A quick fix to the foreclosure crisis is unlikely despite growing pressure for some sort of settlement, which could form the basis of such a solution; from lenders, politicians and others.
Efforts to provide a solution to the foreclosure crisis have been stalled for months because of media reports that the paperwork in tens of thousands of foreclosures was done improperly. This has prompted an investigation of mortgage servicing companies and lenders by attorney generals in all fifty states.
Representatives of the attorneys generals and lenders are now trying to negotiate a settlement that could theoretically lead to a foreclosure crisis solution. The negotiations were revealed at a US Senate Banking committee hearing on foreclosures on Nov. 16, according to news reports.
From the representatives’ testimony it appears that any sort of agreement is still months away. Bank of America CEO, Brian Moynihan (who apparently represents the lenders) told the committee that lenders would like a quick settlement. Yet, Iowa Attorney General Tom Miller (who is heading the states’ mortgage investigation) said it could take up to a year to work out such a settlement.
Investigation Unlikely to Stop
Miller and Moynihan’s statements indicate that the state investigations of lenders and negotiations between lenders and attorney generals are likely to continue. It is hard to see how these negotiations can lead to any sort of meaningful solution to the foreclosure crisis even if they are successful.
The first and biggest obstacle to a successful agreement would be the political climate. Popular opinion is running decidedly against banks and the mortgage industry. Any sort of settlement in the lenders’ favor is likely to be seen as kowtowing to bankers and Wall Street. That would be political suicide given the present political climate so it is unlikely that most attorney generals who are elected officials would sign off on it.
Other obstacles include the scope and complexity of the problem there are hundreds of lenders, law firms, mortgage service companies and other businesses involved in the foreclosure crisis. It is highly likely that many of them will seek their own settlements with state governments. It is also highly likely that some state attorney generals will seek their own deals with lenders for their own purposes.
Civil Lawsuits Could Complicate Matters and Sink Deal
Any sort of deal made by the attorneys general would only cover criminal and civil legal actions brought by the states. It would not cover any possible federal legal action or civil suits brought by private attorneys and individuals.
There is a strong possibility that evidence of foreclosure wrong doing will lead to civil lawsuits including class action lawsuits against the lenders. Any settlement between attorneys generals and lenders could be seen as an admission of wrongdoing and fuel civil lawsuits.
It is also unclear if such a settlement would be legally binding. Consumer advocates, lenders, investors in mortgage backed securities and others could challenge it in court. This could delay the settlement for months or even years. There is also the possibility that the settlement could be thrown out by courts which would reignite the dispute.
Numerous civil lawsuits challenging the foreclosure process have already been filed in states such as Florida. Bloomberg Businessweek reports that North Carolina attorney O. Max Garner III is organizing a nationwide network of attorneys to fight foreclosure. This network could conceivably challenge any sort of deal.
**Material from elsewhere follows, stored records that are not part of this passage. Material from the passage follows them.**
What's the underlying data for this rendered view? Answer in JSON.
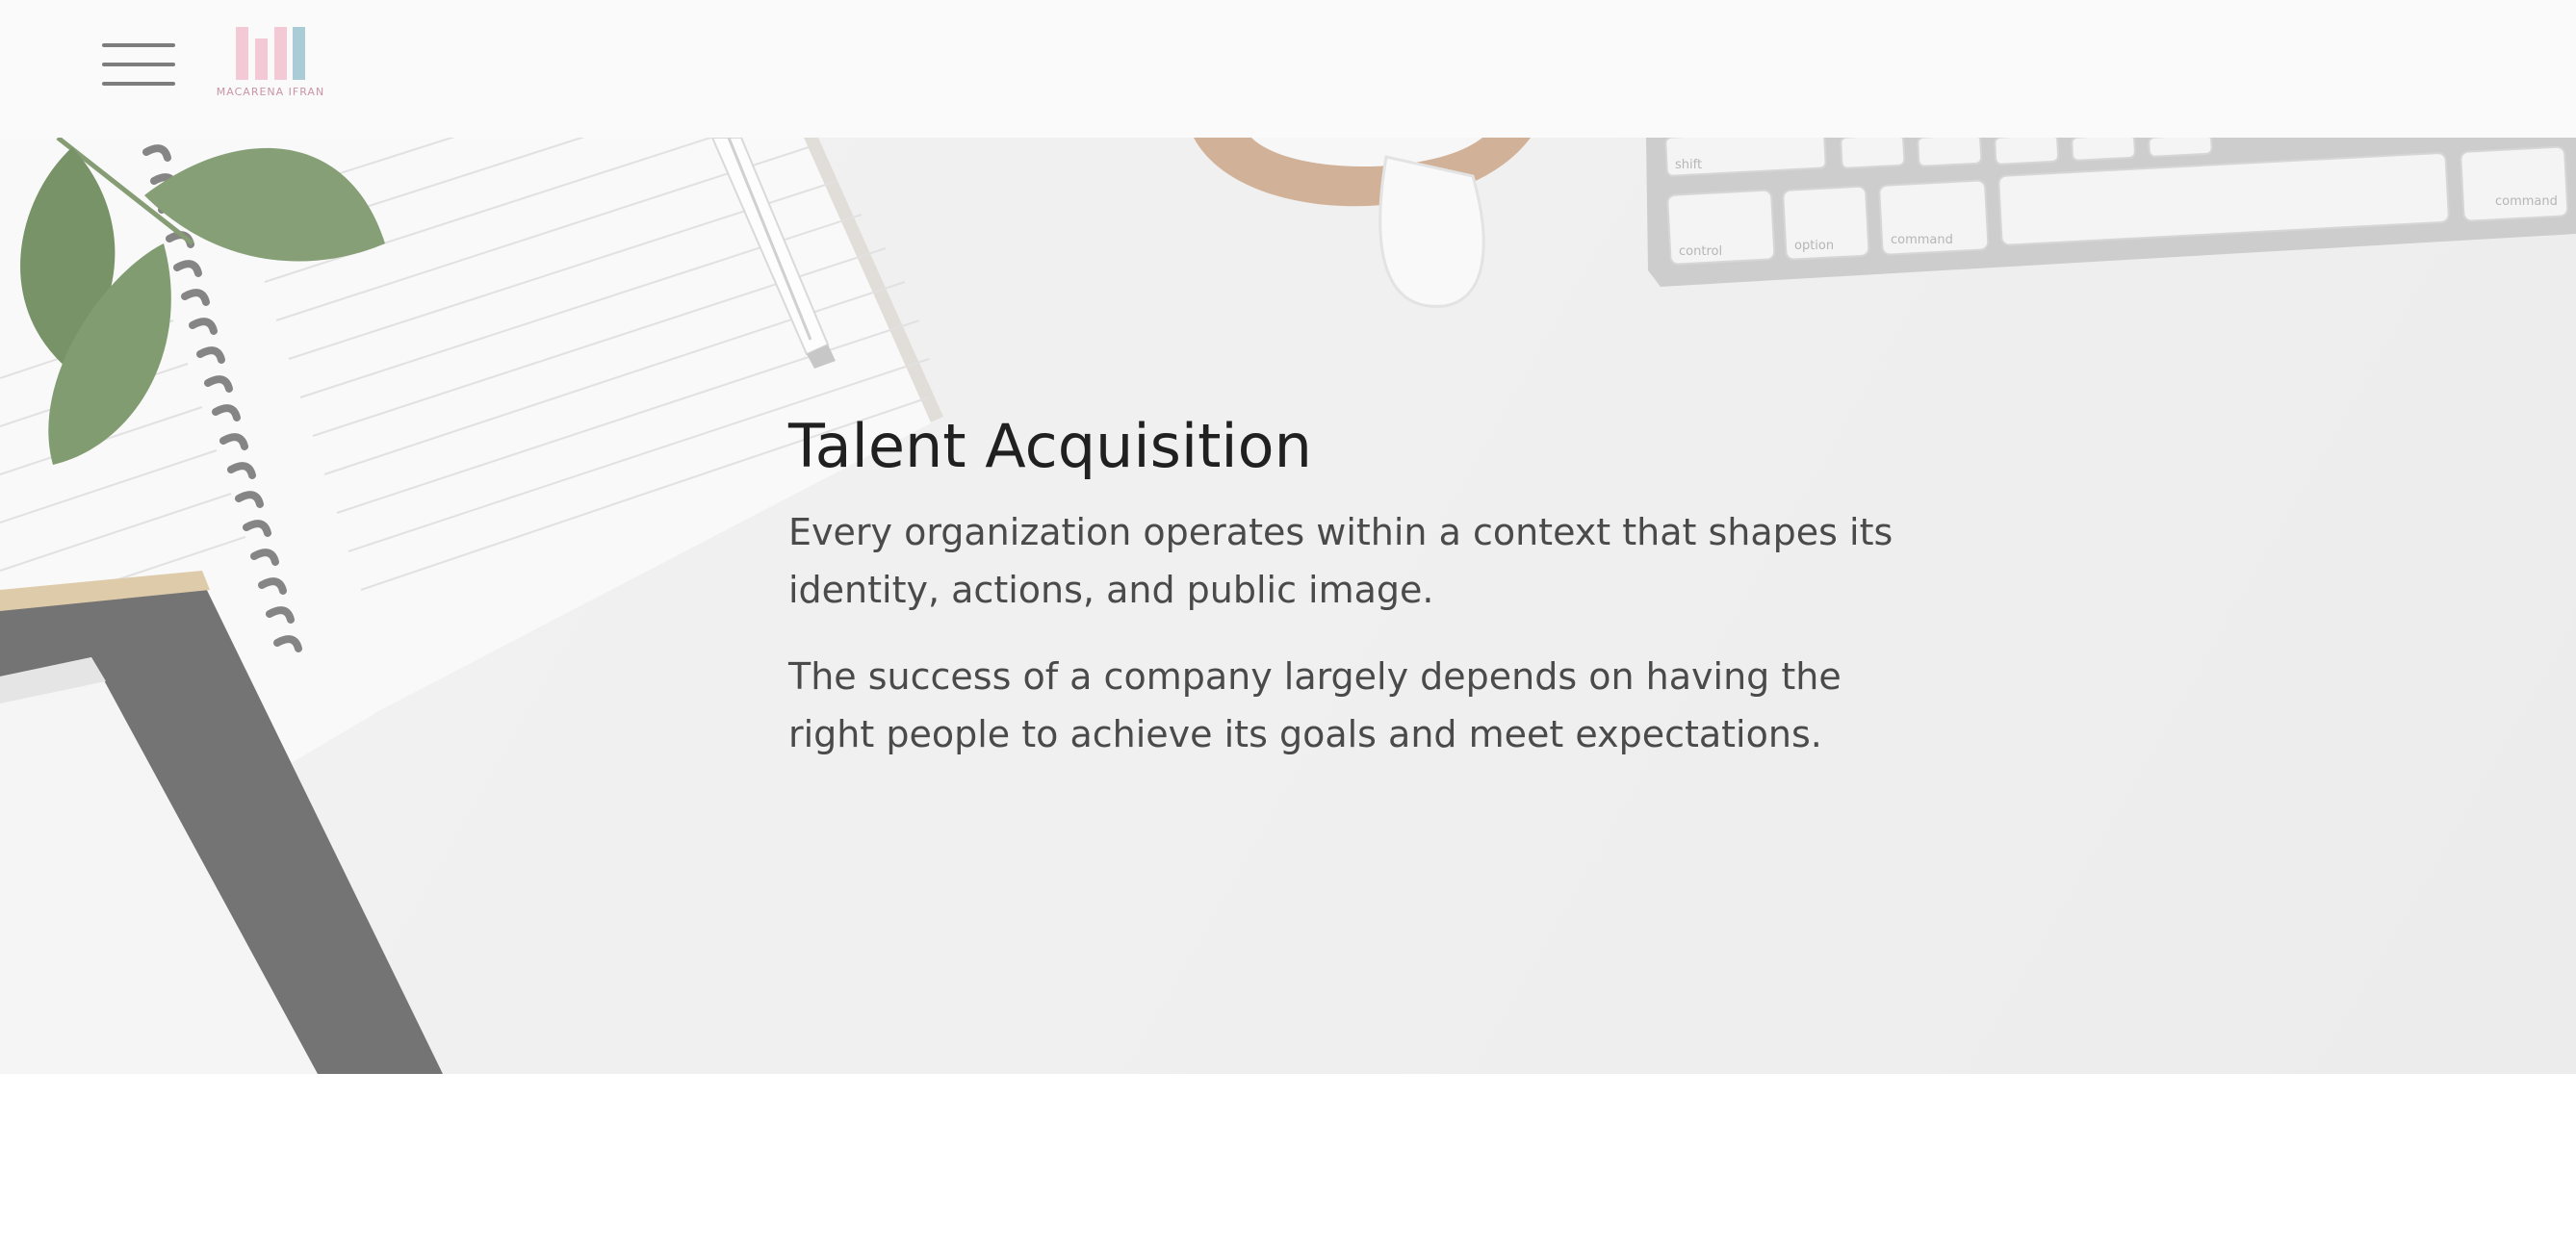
{
  "header": {
    "menu_icon": "hamburger-menu-icon",
    "logo_icon": "bar-logo-icon",
    "logo_text": "MACARENA IFRAN",
    "logo_colors": [
      "#f2c9d5",
      "#f2c9d5",
      "#f2c9d5",
      "#a9ccd6"
    ]
  },
  "hero": {
    "title": "Talent Acquisition",
    "paragraphs": [
      "Every organization operates within a context that shapes its identity, actions, and public image.",
      "The success of a company largely depends on having the right people to achieve its goals and meet expectations."
    ]
  }
}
Attorneys are also threatening to sue lenders on half of investors who lost money in mortgage backed investments. These lawyers would undoubtedly challenge any settlement that didn’t reimburse investors for their losses.
Unclear How Settlement Would Affect Mortgage Market & Homeowners
It is also unclear how such a settlement would affect the mortgage market and home sales. The home sales and mortgage markets are at a virtual standstill right now because of the economic downturn.
A successful settlement could put hundreds of thousands of foreclosed homes; which are currently in legal limbo, back on the market. This would probably drive down home prices but could increase the number of home sales and new mortgages.
The failure to workout a deal and ongoing state investigations of the mortgage business would make the foreclosure situation worse. The ongoing investigations will cloud title on foreclosed homes which will make them hard or even impossible to sale.
It could also be harder to work out deals to help persons stay in foreclosed homes through mortgage modification. Such efforts rely upon clear title and the cooperation of a mortgage holder. It is hard to see how such settlements can be made when it is hard to determine who holds a mortgage upon a home.
Foreclosure Crisis Likely to Continue
The foreclosure crisis and the conflict between states attorney generals and mortgage lenders will continue for the foreseeable future. This means that no quick fix or solution to the foreclosure crisis is likely anytime soon.
Nor is a federal solution to the problem probable because foreclosure processes are different in each state. No federally imposed mandate or process would be binding unless both lenders and homebuyers would agree to it. Even then such a settlement would have to comply with state laws governing foreclosures. This means that is unlikely that either President Obama or Congress will get involved in these negotiations.
The most likely scenario is that this process will drag on for months and eventually collapse. Instead of one grand solution expect individual settlements between the mortgage lenders and the state attorney generals.